In Rome, in the historic Appio Latino district close to the Aurelian walls and a few steps from the Basilica of San Giovanni in Laterano, local architecture studio Margine has transformed a dark and fragmented apartment within an elegant 1930s building, into a bright and functional home-studio.
The owner, a jazz musician, wanted an open and welcoming home, characterized by a living area halfway between a concert hall and a lounge.
The architects revolutionized the interiors to amplify the permeability and versatility of the environments, freeing the project from the classic stereotypes of “living”. The narrow, labyrinthine corridor, which characterized the initial distribution, has become a comfortable space thanks to the opening of the back wall, which visually connects those who enter with the main area of the living room-study, characterized by a floor to ceiling slatted oak boiserie:
“In the living room, the oak wood spine curves to keep the access enfilade and the kitchen in symmetrical connection. The dense slatted structure of the exoskeleton improves the acoustics of the spaces, making the system a sort of passive musical instrument that transmigrates sounds into space,” say Margine’s founders, Giulio Ciccarese and Valentina Pontieri.
With its unconventional pentagonal conformation designed to host jam sessions and impromptu musicals, the room’s minimalism is enhanced by the boiserie, which, like the case of a mysterious musical instrument, organizes the paths and hides the secondary and service spaces, such as the closet, the access to the bathroom, the passage to the kitchen, and the semicircular wardrobe that organically redesigns the main junction of the house. At the same time, the slat system refines the acoustics of the space and amplifes the diffusion of natural light.
A few, well-studied formal elements create a pure environment with clean lines, warmed by the Italian herringbone light oak flooring and embellished by the Carrara marble surfaces with which the floors, window sills, and bathrooms are clad.
Sophisticated furnishings, which evoke a typical 1960s lifestyle, mostly purchased in flea and antique markets, are mixed with more refined pieces, such as the Omaggio a Morandi sculptures by Salvatori, the 3T chair by Mangiarotti, Venini’s vintage Triedri chandeliers, and Pepe Fornas lamps for Aromas del Campo.

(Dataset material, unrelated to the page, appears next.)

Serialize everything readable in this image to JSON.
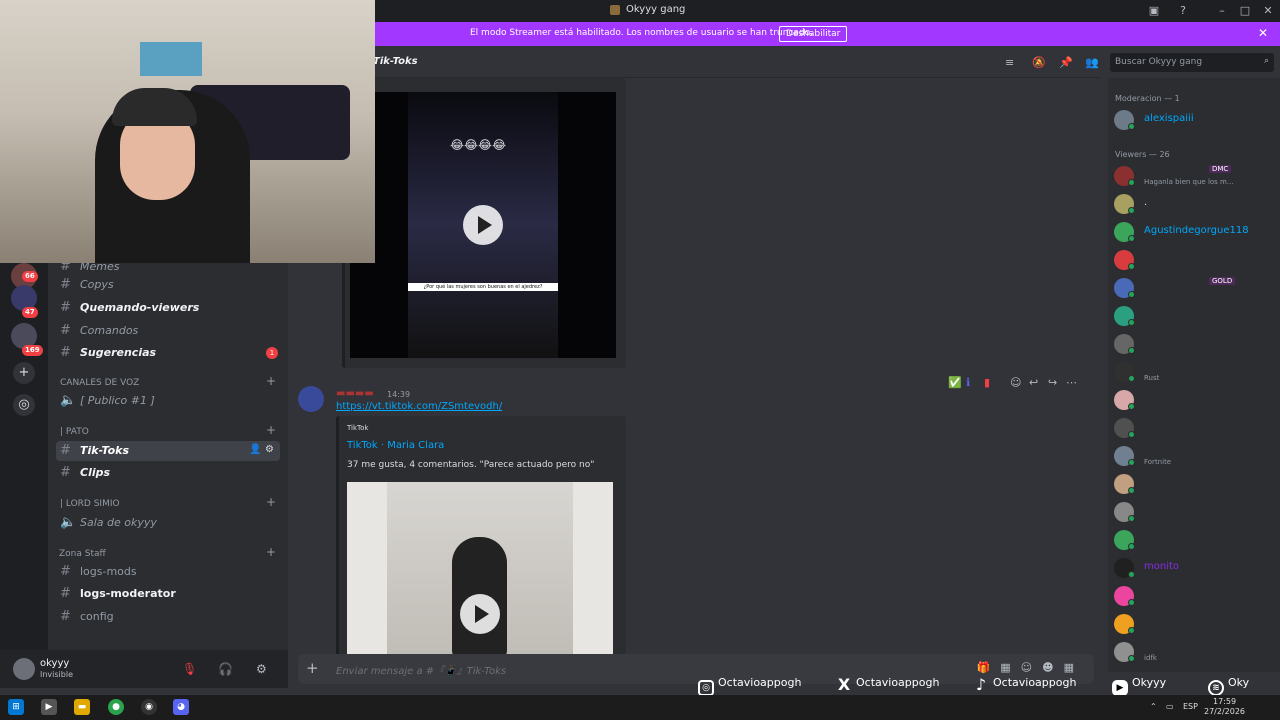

Margine composes its own architectural melody, incarnating an eclectic and extremely versatile home, where elegance insinuates itself in the intelligent combination of materials, textures, and furnishings that appear entirely simple but utterly refined.